ep2012 — 2012-07-27T18:17:55-04:00 — #1
So for all my clients I need them to sign a purchase agreement, but many of them don't have a printer or scanner.
I thought I'd get them to use a 3rd party digital signature program, but they are either expensive or troublesome it seems.
One client told me that her insurance company sends her a document that she can digitally sign.
So how does one create a script where they can sign the PDF & it will be just as valid as using one of those 3rd party signature programs?
sagewing — 2012-07-27T22:17:38-04:00 — #2
It's hard to know exactly what your friend was describing. If you can provide some more detail about what your friend's insurance company sent her, you can probably get a clearer answer about this.
It's very common to send someone an email with a link that goes to an online service (branded or unbranded) that then allows the user to digitally sign the document. Those are services like docusign, etc. There are also a bunch of mobile apps that are doing digital signatures, and I've seen some plug ins for Outlook, etc. that can do it.
But I'm not sure about a 'script' that would facilitate this in an easy way. The easiest one I've seen is docusign, by far. To create something like that from scratch would almost certainly cost more than the 3rd party services.
ep2012 — 2012-07-28T02:38:26-04:00 — #3
Wasn't a friend, I said client & she wouldn't know anything about it other than to tell me she was able to sign on the site.
I've also been able to sign something digitally once, so I know it's not common otherwise I'd see a lot of companies doing it.
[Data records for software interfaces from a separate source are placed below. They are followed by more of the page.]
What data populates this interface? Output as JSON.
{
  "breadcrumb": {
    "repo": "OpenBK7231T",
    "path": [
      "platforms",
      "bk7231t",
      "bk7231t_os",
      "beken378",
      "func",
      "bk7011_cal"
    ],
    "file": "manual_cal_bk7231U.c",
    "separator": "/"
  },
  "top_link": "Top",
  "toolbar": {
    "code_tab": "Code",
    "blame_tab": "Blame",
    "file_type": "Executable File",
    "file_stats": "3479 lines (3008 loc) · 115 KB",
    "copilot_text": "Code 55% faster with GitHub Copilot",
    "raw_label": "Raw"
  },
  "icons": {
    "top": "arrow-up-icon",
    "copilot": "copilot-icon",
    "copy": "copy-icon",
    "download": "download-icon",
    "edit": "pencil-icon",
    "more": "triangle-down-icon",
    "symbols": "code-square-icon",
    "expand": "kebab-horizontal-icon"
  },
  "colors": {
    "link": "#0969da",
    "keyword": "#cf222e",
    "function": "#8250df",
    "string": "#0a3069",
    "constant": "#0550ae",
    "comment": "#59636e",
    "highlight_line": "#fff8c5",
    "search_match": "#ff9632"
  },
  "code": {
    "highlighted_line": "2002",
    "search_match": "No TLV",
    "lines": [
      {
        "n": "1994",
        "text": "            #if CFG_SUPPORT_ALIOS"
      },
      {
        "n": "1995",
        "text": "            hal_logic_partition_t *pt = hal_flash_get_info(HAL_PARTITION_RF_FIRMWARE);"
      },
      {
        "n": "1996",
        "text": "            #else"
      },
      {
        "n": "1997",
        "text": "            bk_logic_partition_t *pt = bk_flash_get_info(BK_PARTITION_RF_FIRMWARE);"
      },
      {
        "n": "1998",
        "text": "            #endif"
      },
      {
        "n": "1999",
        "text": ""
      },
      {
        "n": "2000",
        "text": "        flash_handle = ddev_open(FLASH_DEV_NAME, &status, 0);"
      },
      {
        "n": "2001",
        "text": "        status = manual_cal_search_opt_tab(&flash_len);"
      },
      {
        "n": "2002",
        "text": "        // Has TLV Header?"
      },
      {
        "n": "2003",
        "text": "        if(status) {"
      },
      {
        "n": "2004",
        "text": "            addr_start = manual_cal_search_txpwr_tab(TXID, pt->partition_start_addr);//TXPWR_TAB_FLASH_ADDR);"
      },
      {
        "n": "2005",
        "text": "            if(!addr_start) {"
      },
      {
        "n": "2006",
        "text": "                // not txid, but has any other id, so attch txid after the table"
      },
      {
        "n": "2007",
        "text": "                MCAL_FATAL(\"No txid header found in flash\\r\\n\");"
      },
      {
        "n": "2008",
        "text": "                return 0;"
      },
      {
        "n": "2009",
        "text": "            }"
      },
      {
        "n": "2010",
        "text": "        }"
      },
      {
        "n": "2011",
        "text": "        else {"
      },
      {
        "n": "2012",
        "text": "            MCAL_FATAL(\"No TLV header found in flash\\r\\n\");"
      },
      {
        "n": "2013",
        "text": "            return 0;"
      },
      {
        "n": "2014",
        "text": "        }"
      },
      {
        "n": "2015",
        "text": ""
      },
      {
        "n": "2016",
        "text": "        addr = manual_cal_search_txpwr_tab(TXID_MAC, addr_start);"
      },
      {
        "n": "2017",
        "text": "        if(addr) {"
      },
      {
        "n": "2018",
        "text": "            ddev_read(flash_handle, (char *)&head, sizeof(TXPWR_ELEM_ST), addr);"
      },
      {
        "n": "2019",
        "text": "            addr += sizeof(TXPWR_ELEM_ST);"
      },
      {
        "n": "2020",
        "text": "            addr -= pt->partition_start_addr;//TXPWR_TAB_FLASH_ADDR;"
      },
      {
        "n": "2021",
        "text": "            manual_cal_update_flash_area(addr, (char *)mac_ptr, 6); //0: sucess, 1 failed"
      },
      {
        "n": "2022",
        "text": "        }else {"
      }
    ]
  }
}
It just seems really expensive to me.
I tried Right Signature which was fun, but they also want $14/month which for me is an expense I don't want right now. It's not like I get tons of people signing things every month.
I asked them about the cost per signature & they don't have that even though others have asked for it.
I checked out docusign. That's $15/month. To get a client to get an app just for me isn't good customer service IMO. I want to make it easy for them.
Maybe I'll do a search online to see if there's anything that charges per signature.
ep2012 — 2012-07-28T06:15:27-04:00 — #4
I've been trying to switch to Magento for years, but it's such a costly move & I need a few components built for it, but here's one MORE reason companies should be switching to Magento - http://cardnotpresent.com/news/cnp-news-april12/E-Signature_Fights_Friendly_Fraud_for_Magento_Merchants_-_April_19,_2012/
attorney_jaffe — 2012-07-31T13:08:42-04:00 — #5
First of all, we need to distinguish between a "digital signature" and an "electronic signature."
A digital signature uses a mathematical formula to implement an electronic signature that can be used to identify a unique individual.
An electronic signature is any communication that indicates an acceptance of the contract. This can be done in many ways, such as: a fax, an email, a scanned pdf, etc.
Consider an email that says "I accept the contract attached." Courts would accept this as a signature on the contract.
My advice to clients is that you don't need a digital signature, only an electronic signature that indicates that a specific agreement has been reached.